Locate and copy each line in the data that contains the word "this".
== Source data ==
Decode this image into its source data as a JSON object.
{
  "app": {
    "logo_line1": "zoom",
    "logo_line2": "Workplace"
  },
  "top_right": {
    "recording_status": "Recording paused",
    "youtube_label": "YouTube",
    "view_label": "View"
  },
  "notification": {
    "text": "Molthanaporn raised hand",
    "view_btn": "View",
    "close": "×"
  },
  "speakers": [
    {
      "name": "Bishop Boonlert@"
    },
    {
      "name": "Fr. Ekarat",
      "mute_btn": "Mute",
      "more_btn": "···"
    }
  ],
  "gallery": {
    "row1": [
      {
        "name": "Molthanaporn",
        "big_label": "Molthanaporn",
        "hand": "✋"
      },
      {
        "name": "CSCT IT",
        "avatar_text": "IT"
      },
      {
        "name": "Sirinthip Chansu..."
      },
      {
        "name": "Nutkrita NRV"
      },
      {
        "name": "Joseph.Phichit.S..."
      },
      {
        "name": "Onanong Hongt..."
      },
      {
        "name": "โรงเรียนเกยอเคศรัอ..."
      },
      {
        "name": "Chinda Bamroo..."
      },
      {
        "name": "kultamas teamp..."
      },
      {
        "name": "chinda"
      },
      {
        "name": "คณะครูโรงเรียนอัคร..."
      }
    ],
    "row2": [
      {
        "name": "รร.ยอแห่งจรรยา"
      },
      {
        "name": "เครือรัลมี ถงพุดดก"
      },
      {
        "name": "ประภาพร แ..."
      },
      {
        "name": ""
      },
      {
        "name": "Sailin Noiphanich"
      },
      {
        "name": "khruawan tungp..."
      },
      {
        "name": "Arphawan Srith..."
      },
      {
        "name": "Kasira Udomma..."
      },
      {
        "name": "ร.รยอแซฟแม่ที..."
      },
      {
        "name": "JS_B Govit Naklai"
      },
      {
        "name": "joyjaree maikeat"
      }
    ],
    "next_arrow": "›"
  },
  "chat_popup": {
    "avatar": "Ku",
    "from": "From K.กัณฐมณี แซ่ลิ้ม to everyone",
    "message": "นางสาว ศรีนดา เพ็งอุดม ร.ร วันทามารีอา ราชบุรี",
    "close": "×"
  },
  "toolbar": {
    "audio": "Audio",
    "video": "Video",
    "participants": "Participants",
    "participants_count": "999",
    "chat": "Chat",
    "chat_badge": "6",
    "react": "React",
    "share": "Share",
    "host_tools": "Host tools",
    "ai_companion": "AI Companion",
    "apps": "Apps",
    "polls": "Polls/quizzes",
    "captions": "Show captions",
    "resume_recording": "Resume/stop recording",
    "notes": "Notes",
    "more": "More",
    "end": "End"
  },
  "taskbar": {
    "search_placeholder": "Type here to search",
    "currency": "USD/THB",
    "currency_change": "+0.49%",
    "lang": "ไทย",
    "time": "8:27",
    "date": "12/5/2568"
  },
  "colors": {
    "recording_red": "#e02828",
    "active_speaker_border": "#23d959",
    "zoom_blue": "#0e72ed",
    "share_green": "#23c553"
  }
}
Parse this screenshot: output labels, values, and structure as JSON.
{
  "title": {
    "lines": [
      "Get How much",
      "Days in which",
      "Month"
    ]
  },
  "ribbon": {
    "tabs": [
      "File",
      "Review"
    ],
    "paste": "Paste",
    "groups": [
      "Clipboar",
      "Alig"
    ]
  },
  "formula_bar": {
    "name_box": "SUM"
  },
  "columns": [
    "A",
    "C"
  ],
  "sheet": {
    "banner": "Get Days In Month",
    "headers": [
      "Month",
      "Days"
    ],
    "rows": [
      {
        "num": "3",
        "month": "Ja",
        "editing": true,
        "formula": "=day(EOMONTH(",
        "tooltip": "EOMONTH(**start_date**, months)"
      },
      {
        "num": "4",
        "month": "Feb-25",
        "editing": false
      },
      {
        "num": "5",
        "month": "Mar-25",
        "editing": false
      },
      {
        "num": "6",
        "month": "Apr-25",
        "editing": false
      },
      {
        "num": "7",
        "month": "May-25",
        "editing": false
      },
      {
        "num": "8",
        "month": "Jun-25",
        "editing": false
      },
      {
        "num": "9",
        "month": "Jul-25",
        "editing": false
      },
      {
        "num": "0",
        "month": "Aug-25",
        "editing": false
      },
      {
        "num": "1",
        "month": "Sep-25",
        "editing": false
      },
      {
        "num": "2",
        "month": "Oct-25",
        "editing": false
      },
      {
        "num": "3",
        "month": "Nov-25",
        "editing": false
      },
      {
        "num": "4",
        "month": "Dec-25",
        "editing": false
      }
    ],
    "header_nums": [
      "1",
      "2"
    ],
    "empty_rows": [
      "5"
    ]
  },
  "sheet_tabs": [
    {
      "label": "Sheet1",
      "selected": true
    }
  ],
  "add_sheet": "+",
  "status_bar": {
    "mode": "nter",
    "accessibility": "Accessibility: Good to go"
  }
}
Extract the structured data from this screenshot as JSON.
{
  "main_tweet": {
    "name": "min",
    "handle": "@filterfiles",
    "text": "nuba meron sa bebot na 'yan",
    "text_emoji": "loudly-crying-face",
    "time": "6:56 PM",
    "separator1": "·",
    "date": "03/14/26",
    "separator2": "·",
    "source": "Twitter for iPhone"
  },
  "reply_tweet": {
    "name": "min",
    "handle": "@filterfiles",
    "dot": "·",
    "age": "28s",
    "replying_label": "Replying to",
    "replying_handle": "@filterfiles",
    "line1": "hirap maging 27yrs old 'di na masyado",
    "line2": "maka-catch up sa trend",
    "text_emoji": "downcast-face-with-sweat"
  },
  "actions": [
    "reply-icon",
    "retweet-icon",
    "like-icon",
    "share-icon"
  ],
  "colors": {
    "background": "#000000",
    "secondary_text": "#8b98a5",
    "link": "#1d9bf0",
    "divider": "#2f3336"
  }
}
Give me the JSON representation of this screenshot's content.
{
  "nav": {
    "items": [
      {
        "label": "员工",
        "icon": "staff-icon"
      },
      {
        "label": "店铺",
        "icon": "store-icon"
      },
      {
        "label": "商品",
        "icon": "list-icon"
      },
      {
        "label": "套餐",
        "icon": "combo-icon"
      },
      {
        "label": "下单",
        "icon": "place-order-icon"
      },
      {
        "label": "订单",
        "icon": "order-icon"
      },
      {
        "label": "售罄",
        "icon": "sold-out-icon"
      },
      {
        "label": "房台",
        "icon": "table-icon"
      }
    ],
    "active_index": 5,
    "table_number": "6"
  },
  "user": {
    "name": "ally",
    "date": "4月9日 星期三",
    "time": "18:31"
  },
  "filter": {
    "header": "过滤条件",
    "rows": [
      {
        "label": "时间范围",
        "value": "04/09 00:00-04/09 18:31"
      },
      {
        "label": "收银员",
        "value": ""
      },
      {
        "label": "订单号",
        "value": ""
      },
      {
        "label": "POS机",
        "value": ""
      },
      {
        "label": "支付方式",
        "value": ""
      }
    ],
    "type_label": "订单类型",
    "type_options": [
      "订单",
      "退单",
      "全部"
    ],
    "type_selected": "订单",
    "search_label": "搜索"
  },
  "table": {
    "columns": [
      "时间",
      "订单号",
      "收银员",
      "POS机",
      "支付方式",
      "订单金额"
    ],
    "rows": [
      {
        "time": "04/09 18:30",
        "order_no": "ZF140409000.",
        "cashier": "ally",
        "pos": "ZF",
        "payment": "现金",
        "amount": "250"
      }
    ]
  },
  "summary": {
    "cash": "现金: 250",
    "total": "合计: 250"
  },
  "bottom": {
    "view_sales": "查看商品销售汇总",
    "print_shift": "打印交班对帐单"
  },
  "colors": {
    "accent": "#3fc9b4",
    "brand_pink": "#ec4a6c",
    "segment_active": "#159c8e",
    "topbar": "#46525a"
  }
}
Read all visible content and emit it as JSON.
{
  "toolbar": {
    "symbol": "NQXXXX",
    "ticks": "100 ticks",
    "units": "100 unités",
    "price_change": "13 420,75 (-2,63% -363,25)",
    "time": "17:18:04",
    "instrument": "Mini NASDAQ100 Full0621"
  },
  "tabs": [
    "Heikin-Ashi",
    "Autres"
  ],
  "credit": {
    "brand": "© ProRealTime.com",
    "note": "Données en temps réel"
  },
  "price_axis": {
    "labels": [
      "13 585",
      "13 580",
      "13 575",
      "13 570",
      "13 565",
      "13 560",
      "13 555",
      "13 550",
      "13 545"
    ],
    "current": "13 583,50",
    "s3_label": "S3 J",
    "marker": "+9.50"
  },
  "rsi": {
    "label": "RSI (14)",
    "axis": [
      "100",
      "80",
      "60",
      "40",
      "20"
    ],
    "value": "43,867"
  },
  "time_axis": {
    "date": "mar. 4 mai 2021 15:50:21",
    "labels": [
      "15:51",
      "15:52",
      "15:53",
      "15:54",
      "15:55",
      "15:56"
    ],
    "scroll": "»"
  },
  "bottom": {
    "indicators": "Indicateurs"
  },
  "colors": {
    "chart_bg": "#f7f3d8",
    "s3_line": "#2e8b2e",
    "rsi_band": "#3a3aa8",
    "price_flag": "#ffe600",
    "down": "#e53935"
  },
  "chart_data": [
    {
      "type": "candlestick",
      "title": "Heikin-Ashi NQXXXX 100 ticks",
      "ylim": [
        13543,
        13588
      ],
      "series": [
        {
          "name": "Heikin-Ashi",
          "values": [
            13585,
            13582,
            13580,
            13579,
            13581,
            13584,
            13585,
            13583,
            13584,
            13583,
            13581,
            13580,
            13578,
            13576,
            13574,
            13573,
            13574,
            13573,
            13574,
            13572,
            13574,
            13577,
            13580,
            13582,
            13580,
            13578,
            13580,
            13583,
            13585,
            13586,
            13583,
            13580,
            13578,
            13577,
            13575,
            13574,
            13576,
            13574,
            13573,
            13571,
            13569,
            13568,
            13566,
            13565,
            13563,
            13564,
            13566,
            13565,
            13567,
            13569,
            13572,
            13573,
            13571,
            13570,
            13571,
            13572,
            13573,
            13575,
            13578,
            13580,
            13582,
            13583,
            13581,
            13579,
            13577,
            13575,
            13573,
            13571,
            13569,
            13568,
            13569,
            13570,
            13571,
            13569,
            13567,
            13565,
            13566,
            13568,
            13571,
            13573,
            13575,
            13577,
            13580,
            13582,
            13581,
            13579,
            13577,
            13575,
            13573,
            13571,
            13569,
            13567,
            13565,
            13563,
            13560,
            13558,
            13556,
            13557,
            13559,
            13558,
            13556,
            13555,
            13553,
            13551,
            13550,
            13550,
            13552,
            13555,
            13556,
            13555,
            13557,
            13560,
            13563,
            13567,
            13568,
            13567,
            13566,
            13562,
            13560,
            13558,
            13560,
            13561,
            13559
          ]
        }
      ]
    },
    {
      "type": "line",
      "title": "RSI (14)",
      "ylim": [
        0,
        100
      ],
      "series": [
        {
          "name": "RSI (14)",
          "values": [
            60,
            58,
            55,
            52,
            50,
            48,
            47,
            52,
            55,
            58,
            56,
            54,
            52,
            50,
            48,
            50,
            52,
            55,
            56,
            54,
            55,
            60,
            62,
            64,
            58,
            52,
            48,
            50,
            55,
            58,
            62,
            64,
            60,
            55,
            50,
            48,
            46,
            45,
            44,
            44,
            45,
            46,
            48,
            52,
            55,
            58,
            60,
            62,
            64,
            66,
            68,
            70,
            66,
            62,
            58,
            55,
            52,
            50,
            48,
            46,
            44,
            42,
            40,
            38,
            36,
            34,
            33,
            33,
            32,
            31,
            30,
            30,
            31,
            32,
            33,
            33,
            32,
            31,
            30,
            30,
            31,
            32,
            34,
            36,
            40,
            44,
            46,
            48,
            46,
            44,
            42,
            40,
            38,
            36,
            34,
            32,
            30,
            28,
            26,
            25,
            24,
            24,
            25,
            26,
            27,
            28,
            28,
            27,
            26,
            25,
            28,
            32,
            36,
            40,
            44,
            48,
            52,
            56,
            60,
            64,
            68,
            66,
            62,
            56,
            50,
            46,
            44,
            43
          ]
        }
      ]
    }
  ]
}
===
**Problem solution**.
Decode this image into its source data as a JSON object.
Parse this screenshot: output labels, values, and structure as JSON.
Extract the structured data from this screenshot as JSON.
Give me the JSON representation of this screenshot's content.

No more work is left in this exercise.